British textiles firm Terrys Fabrics has invented a yarn that can conduct electricity. This yarn can be woven directly into items of clothing to create an e-textile that will serve as a power source.
At the moment, this special textile is intended to be used to create soldiers’ uniforms. It will allow soldiers to just take one battery with them and recharge it while away from their base,rather than having to carry many heavy and cumbersome batteries around with them.
It will have a huge benefit for the soldiers because they will be able to carry data and power with them wherever they go. Normal cables can break easily and cause people to lose access to the data, but the e-textiles can be designed in such a way that the information will be re-routed through the yarns should a breakage occur.
The yarn was invented by Surrey firm Intelligent Textiles and they started carrying out trials on the product earlier this summer. However, they say it could take until 2014 and 2015 before the new intelligent uniforms are in more widespread use.
While this e-textile may not seem like something the average consumer can use right now, it will surely only be a matter of time before such technology works its way into everyday fabrics.
After all, nylon was first produced as a silk replacement during World War Two and was used to make military products such as flak vests and parachutes. Of course, nylon went on to revolutionise the fashion and textiles industries throughout the 1950s and 1960s.
Suddenly, designers were able to use the new synthetic fabric to create skirts that held pleats, curtains that could be died in bright colours and ladies stockings that no longer looked saggy and crinkly.
Textiles and science may seem to be worlds apart, but technological advances often change our popular culture and fashions. So how could e-textiles affect the way we live?
Well, we could begin to see jackets and handbags with the ability to recharge our iPods and mobile phones. We store so much data on our mobile phones now that we never would have dreamed possible a decade ago. In 10 years time, that information may be accessible from a watch strap or an item of clothing.
Textiles in the home could change too. The blinds and curtains you see now at http://www.terrysfabrics.co.uk may be able to store electronic information that tells them when to close and open - which would be very handy when away on holiday.

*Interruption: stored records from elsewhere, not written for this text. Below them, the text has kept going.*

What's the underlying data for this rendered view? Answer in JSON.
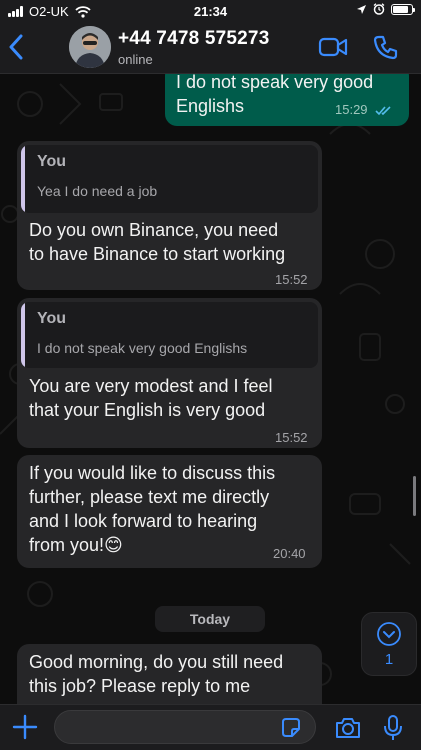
{
  "status_bar": {
    "carrier": "O2-UK",
    "time": "21:34"
  },
  "header": {
    "contact_name": "+44 7478 575273",
    "status": "online"
  },
  "messages": [
    {
      "direction": "out",
      "text_lines": [
        "I do not speak very good",
        "Englishs"
      ],
      "time": "15:29",
      "read": true
    },
    {
      "direction": "in",
      "quote": {
        "author": "You",
        "text": "Yea I do need a job"
      },
      "text_lines": [
        "Do you own Binance, you need",
        "to have Binance to start working"
      ],
      "time": "15:52"
    },
    {
      "direction": "in",
      "quote": {
        "author": "You",
        "text": "I do not speak very good Englishs"
      },
      "text_lines": [
        "You are very modest and I feel",
        "that your English is very good"
      ],
      "time": "15:52"
    },
    {
      "direction": "in",
      "text_lines": [
        "If you would like to discuss this",
        "further, please text me directly",
        "and I look forward to hearing",
        "from you!"
      ],
      "emoji": "😊",
      "time": "20:40"
    },
    {
      "direction": "in",
      "text_lines": [
        "Good morning, do you still need",
        "this job? Please reply to me"
      ]
    }
  ],
  "date_separator": "Today",
  "scroll_button": {
    "unread_count": "1"
  },
  "composer": {
    "placeholder": ""
  },
  "colors": {
    "accent": "#3a8bfd",
    "outgoing_bubble": "#005c4b",
    "incoming_bubble": "#262628",
    "read_ticks": "#53bdeb"
  },
  "icons": [
    "back-chevron-icon",
    "video-call-icon",
    "phone-icon",
    "plus-icon",
    "sticker-icon",
    "camera-icon",
    "microphone-icon",
    "chevron-down-icon",
    "wifi-icon",
    "location-icon",
    "alarm-icon",
    "battery-icon"
  ]
}
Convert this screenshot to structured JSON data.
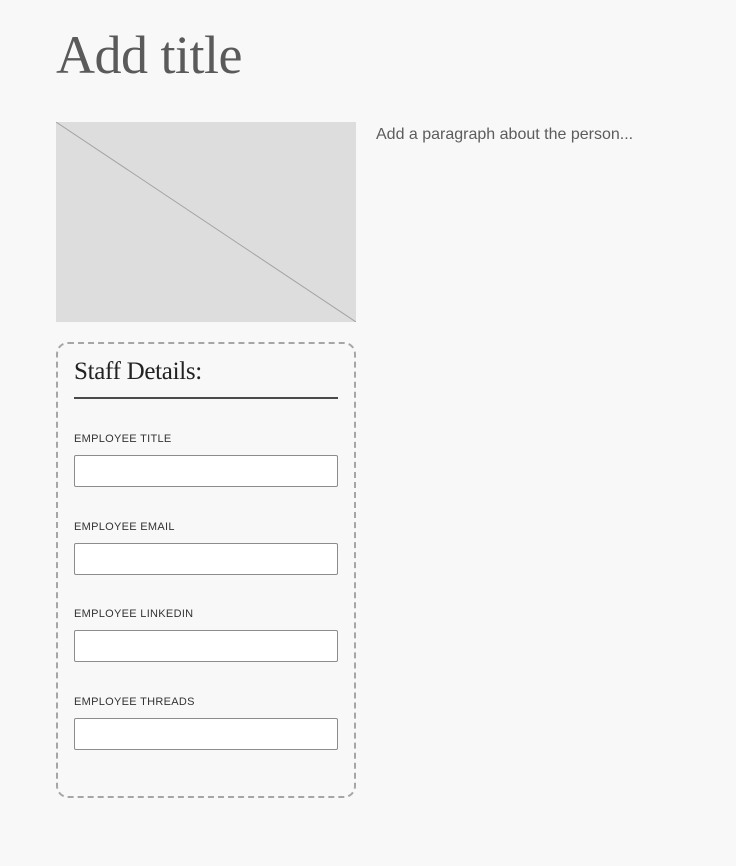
{
  "page": {
    "title": "Add title",
    "paragraph": "Add a paragraph about the person..."
  },
  "image": {
    "icon": "image-placeholder-icon",
    "background": "#dddddd"
  },
  "staff_details": {
    "heading": "Staff Details:",
    "fields": [
      {
        "label": "EMPLOYEE TITLE",
        "value": ""
      },
      {
        "label": "EMPLOYEE EMAIL",
        "value": ""
      },
      {
        "label": "EMPLOYEE LINKEDIN",
        "value": ""
      },
      {
        "label": "EMPLOYEE THREADS",
        "value": ""
      }
    ]
  }
}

The possibilities are endless and may even seem fanciful and far-fetched to some. But when you look back at the impact that science breakthroughs have had on textiles in the past, it is hard not to be a little hopeful and excited.